For example, for a chemical agent to be classified as a sterilant, it must be demonstrated to have sporicidal activity. For this reason, spores are commonly used as a challenge in sterilization process development. Disinfection, on the other hand, does not require the complete inactivation of microbial life and in some
cases disinfectant claims may be substantiated by demonstrating bacterial inactivation capability.
The following is a simplistic explanation of the differences between a spore and a bacterium. B
acterial endospores are one of the
most persistent forms of microbial life and typically require aggressive inactivation procedures. Vegetative bacteria are generally much more easily inactivated than
are bacterial endospores. This is primarily because the sensitive areas of bacteria are easily

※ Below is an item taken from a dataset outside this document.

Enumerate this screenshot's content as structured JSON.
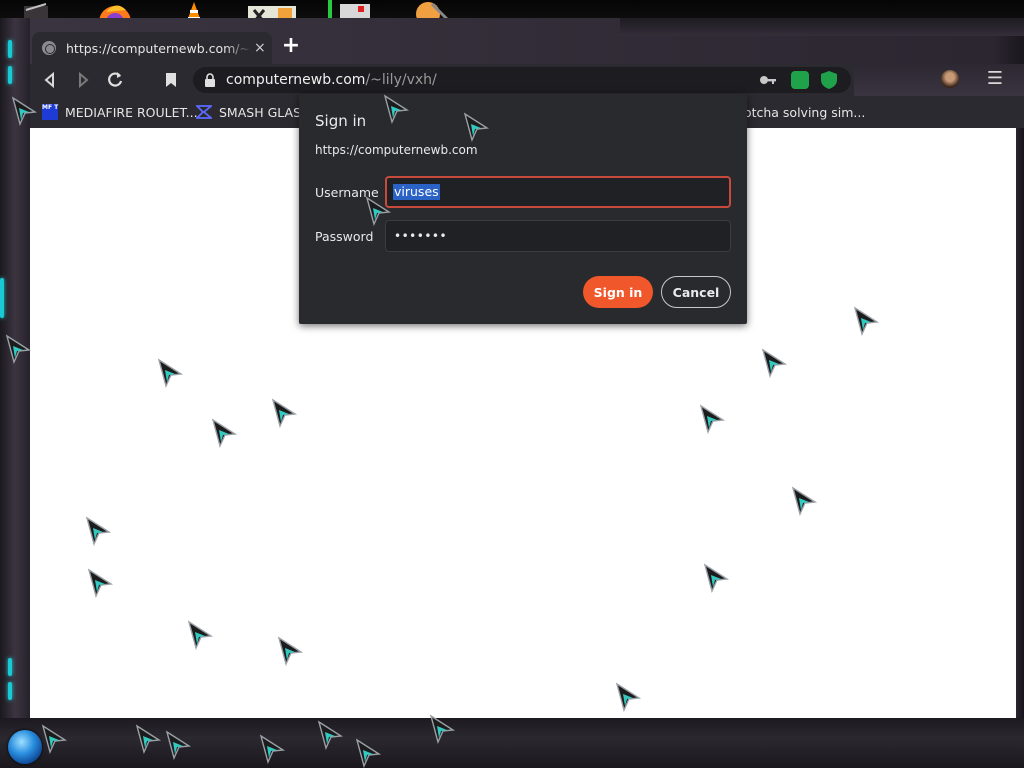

contacted by chemosterilizing agents. The spore, however, has a more complex structure than the vegetative bacterial cell. Its sensitive material is contained within a core and that core is surrounded by a cortex and spore coats. These coats tend to actas a permeability barrier to the entry of chlorine dioxide and other compounds (Knapp). Environmental Impact Chlorine dioxide’s special properties make it an ideal choice to meet the challenges of today’s environmentally concerned world
Actually, chlorine dioxide is an environmen
tally preferred alternative to elemental chlorine. When chlorine reacts with organic
matter, undesirable pollutants such as dioxins and bio-accumulative toxic substances
are produced. Thus, the EPA supports the substitution of chlorine dioxide for chlorine
because it greatly reduces the production of these pollutants. It is a perfect replacement
for chlorine, providing all of chlorine’s benefits without any of its weaknesses and detriments. Most importantly, chlorine dioxide does not chlorinate organic material, resulting in significant decreases in trihalomethanes (THMs), haloacetic acids (HAAs) andother chlorinated organic compounds. This is particularly important in the primary use for chlorine dioxide, which is water
disinfection. Other properties of chlorine dioxide make it moreeffective than chlorine, enabling a lower dose and resulting in a lower environmental impact. What about liquid? Will CD get into it? Will
it kill organisms in it? What is the D-value? In order to maximize process reproducibility and minimize materi
als effects when using the ClorDiSys Sterilization Systems, it is best to avoid pools or puddles of liquid water. However, if small amounts of liquid are present the efficacy
of chlorine dioxide is not affected. The reason that small amounts of water will not impact sterilization ef
ficacy is that chlorine dioxide is readily soluble in water. The partition coefficient (C
) of chlorine dioxide at 22
C and 101 kPa is about 38 (Masschelein). And
provided that the quantity of water is small the gas concentration in the water reaches equilibrium quickly.
In any case, the final concentration of chlorine dioxide in the water will be higher than the concentration in the gaseous
environment. Furthermore the activity of chlorine dioxide in water is even greater than its activity in the gaseous phase. Its
bactericidal, virucidal and sporicidal properties in water have been demonstrated at minimum concentrations of 0.20-0.25 mg/L
(aq) with temperature dependent D-values for common water contaminants in the range of 16 to 40 seconds at 30 to 20 C. For
gaseous applications, D-values at 20oC for common indicator organisms are 14-45 seconds at 20-10 mg/L(gas). Process Advantages:
CD Antimicrobial Spectrum of Activity:
Bacillus subtilis *
Polio Type II (non-lipid)
(* CD Indicator Organism)
Herpes simplex Type I (lipid)
D-Value vs. CD Concentration:
CD Concentration (mg/L)
Jeng, D.K. and Woodworth, A.G.
chlorine Dioxide Gas Steriliza
tion Under Square Wave Conditions.
Applied and Environmental Microbiology.
Knapp J. E. and Battisti D. L.
. In: Block, S. ed. Disinfection,
Sterilization, and Preservation.